-- Work instruction --
Look through the entries for the string "mobile", and copy each line that holds it.

-- Supplied records --
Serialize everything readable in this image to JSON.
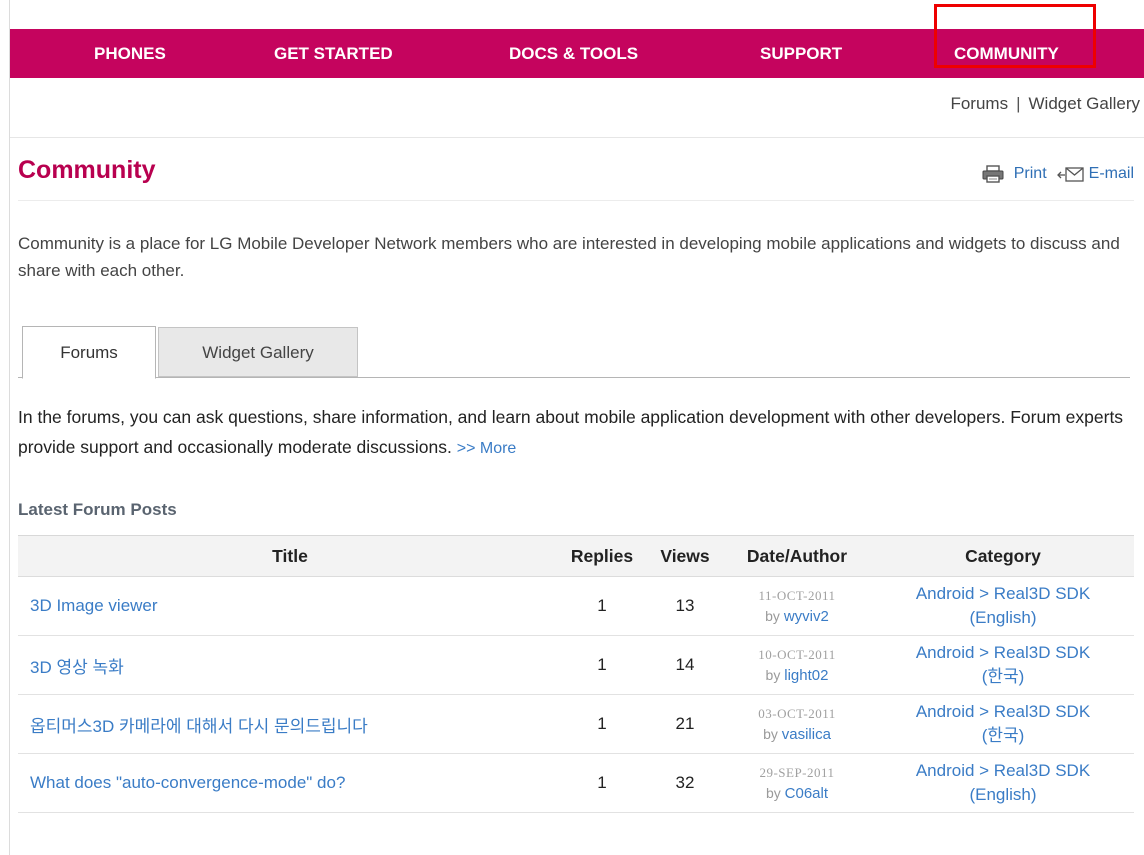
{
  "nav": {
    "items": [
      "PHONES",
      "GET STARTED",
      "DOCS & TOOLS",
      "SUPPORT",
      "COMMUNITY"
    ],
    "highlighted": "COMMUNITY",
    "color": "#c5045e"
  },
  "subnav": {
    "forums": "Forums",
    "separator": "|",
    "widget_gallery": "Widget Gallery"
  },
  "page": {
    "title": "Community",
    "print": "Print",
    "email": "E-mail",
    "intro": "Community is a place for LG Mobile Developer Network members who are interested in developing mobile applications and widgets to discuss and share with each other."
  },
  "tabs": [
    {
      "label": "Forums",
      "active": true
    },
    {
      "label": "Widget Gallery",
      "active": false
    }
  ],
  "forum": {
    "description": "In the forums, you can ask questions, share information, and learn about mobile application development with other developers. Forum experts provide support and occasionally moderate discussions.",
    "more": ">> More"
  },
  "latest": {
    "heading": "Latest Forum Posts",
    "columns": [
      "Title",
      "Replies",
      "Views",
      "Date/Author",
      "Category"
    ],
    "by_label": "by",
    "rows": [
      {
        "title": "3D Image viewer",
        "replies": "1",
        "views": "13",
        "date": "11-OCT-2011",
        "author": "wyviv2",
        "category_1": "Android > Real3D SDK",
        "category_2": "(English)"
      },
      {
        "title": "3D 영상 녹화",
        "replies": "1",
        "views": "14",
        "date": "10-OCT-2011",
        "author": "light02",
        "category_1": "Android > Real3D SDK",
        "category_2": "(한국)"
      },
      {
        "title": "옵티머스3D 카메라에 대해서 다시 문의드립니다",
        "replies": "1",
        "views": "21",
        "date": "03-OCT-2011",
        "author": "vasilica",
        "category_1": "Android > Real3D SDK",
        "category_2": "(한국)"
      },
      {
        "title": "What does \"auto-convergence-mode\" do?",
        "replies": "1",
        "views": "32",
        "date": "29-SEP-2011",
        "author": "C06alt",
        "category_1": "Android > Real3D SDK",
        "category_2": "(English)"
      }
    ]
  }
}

-- Your response --
    "intro": "Community is a place for LG Mobile Developer Network members who are interested in developing mobile applications and widgets to discuss and share with each other."
    "description": "In the forums, you can ask questions, share information, and learn about mobile application development with other developers. Forum experts provide support and occasionally moderate discussions.",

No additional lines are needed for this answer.